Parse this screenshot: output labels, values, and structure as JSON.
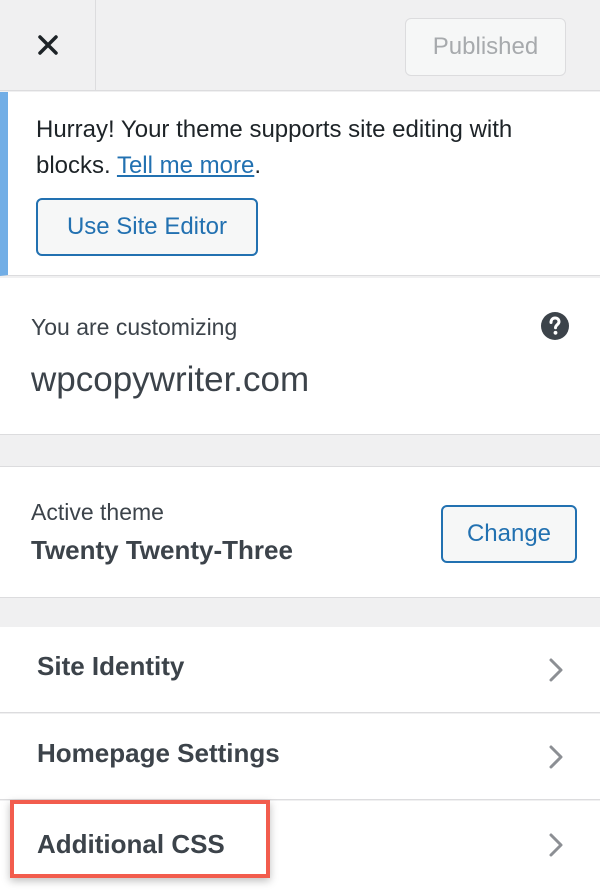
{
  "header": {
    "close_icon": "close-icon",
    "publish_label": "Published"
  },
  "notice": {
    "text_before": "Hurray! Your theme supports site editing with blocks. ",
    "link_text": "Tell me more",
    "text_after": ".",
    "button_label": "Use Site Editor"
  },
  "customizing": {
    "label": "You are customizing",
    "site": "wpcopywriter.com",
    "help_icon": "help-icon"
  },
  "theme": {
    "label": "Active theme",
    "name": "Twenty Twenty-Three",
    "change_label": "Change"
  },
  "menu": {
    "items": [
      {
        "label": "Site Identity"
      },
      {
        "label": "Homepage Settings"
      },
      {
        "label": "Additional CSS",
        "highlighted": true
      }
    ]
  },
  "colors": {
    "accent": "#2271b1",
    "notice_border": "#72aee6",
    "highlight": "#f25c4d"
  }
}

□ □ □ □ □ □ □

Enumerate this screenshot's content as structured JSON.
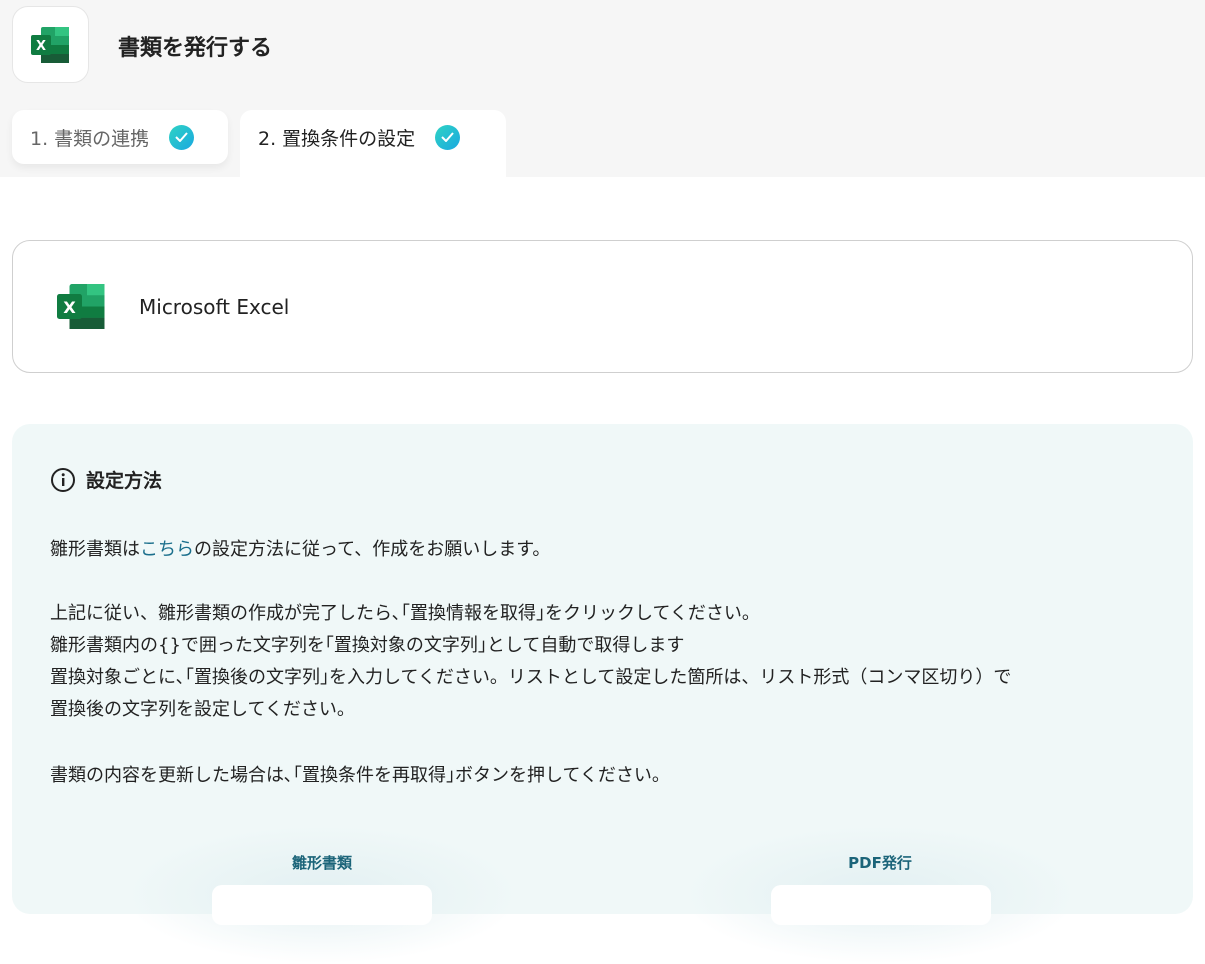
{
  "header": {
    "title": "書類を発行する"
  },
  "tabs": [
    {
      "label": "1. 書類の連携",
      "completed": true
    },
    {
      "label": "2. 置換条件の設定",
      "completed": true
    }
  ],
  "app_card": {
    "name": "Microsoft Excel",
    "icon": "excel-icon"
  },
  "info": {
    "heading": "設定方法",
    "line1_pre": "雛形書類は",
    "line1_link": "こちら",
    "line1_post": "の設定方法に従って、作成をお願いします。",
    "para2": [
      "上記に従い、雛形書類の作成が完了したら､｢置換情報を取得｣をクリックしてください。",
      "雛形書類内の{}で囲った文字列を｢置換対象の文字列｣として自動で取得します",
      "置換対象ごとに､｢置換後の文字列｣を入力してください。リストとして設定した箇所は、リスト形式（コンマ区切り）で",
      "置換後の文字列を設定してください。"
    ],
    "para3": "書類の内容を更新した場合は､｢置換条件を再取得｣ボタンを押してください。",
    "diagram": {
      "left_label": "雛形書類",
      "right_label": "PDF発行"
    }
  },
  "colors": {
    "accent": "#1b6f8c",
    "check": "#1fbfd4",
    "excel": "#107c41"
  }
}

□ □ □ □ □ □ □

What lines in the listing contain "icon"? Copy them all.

    "close_icon": "close-icon",
    "help_icon": "help-icon"
    "icon": "excel-icon"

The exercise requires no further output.